In general, I think it is good news for CFC (of course), for homeowners, for the Fed, for the federal government, local state and city governments, semi-government agencies such as Fannie Mae and Freddie Mac, good for taxpayers like us - but bad news for BAC.
As one reader pointed out in his comment, there has been wide speculation for the last several months that the government is behind the scene to urge (or push? or beg?) BAC to rescue CFC. The government would not allow CFC to fail, since it would create a domino effect much worse than the S&L crisis and LTCM. The failure of CFC would have triggered many counterparties conducting OTC derivative trades with CFC to fail, which would have brought the whole OTC derivative market including all large investment banks into their knees, similar to the LTCM situation in 1998.
The failure of CFC would also transfer all the credit risks to semi-government agencies of Fannie Mae and Freddie Mac, which would force Fed and federal government to bail them out by using taxpayer's money, similar to the S&L crisis in the late 1980s - except this time the amount is probably 10 times larger. I don't even need to mention what that would do to other fixed income products, the general credit market, equity market and the US economy.
As I indicated in many of my previous blog posts, I think 2008 is the year banks will face a lot of legal challenges. We see today that the city of Cleveland has filed lending practice suits to 21 banks including BAC and CFC. We should see a lot more of this type of suits being filed by both local and state attorney generals' offices for the whole year. We should also see number of suits from homeowners facing foreclosure growing to sky high this year. If CFC files for bankruptcy, this kind of law suit would not be able to be compensated monetarily even if they win. However, by BAC stepping in buying CFC, it creates a deep pocket situation that all the suits now will target BAC.
It is similar to a drug from a small single-drug biotech going bad - the patients have less incentive to sue since even if they win the biotech company would just go into bankruptcy and patients and their vulture lawyers would get nothing in return. However, if this small biotech gets bought by a big pharma right before the problem surfaces, good luck to the big pharma.
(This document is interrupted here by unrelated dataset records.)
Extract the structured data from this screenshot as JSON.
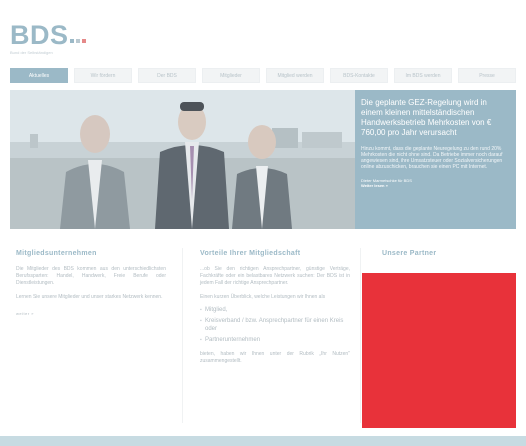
{
  "logo": {
    "text": "BDS",
    "subtitle": "Bund der Selbständigen",
    "colors": {
      "primary": "#9bb9c7",
      "accent": "#e58989"
    }
  },
  "nav": {
    "items": [
      {
        "label": "Aktuelles",
        "active": true
      },
      {
        "label": "Wir fördern",
        "active": false
      },
      {
        "label": "Der BDS",
        "active": false
      },
      {
        "label": "Mitglieder",
        "active": false
      },
      {
        "label": "Mitglied werden",
        "active": false
      },
      {
        "label": "BDS-Kontakte",
        "active": false
      },
      {
        "label": "Im BDS werden",
        "active": false
      },
      {
        "label": "Presse",
        "active": false
      }
    ]
  },
  "hero": {
    "image_alt": "three men in suits at a harbour",
    "headline": "Die geplante GEZ-Regelung wird in einem kleinen mittelständischen Handwerksbetrieb Mehrkosten von € 760,00 pro Jahr verursacht",
    "body": "Hinzu kommt, dass die geplante Neuregelung zu den rund 20% Mehrkosten die nicht ohne sind. Da Betriebe immer noch darauf angewiesen sind, ihre Umsatzsteuer oder Sozialversicherungen online abzuschicken, brauchen sie einen PC mit Internet.",
    "source": "Dieter Marmetschke für BDS",
    "more": "Weiter lesen »"
  },
  "columns": {
    "members": {
      "title": "Mitgliedsunternehmen",
      "p1": "Die Mitglieder des BDS kommen aus den unterschiedlichsten Berufssparten: Handel, Handwerk, Freie Berufe oder Dienstleistungen.",
      "p2": "Lernen Sie unsere Mitglieder und unser starkes Netzwerk kennen.",
      "more": "weiter »"
    },
    "benefits": {
      "title": "Vorteile Ihrer Mitgliedschaft",
      "p1": "...ob Sie den richtigen Ansprechpartner, günstige Verträge, Fachkräfte oder ein belastbares Netzwerk suchen: Der BDS ist in jedem Fall der richtige Ansprechpartner.",
      "p2": "Einen kurzen Überblick, welche Leistungen wir Ihnen als",
      "bullets": [
        "Mitglied,",
        "Kreisverband / bzw. Ansprechpartner für einen Kreis oder",
        "Partnerunternehmen"
      ],
      "p3": "bieten, haben wir Ihnen unter der Rubrik „Ihr Nutzen\" zusammengestellt."
    },
    "partners": {
      "title": "Unsere Partner",
      "box_color": "#e8323a"
    }
  }
}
It is guaranteed that you would see a flood of lawsuits from everyone who has taken just one pill of this drug in their whole life.
BAC should just forget about the $2B bad investment in CFC last August. Adding to losing position is usually not a good trading strategy, not even considering all the legal ramifications and their huge liabilities. But it is great news for many people at the other side of the trade with CFC and all levels of government, with BAC now catching the falling knife and holding the bag for many years to come until the deep pocket becomes much shallower.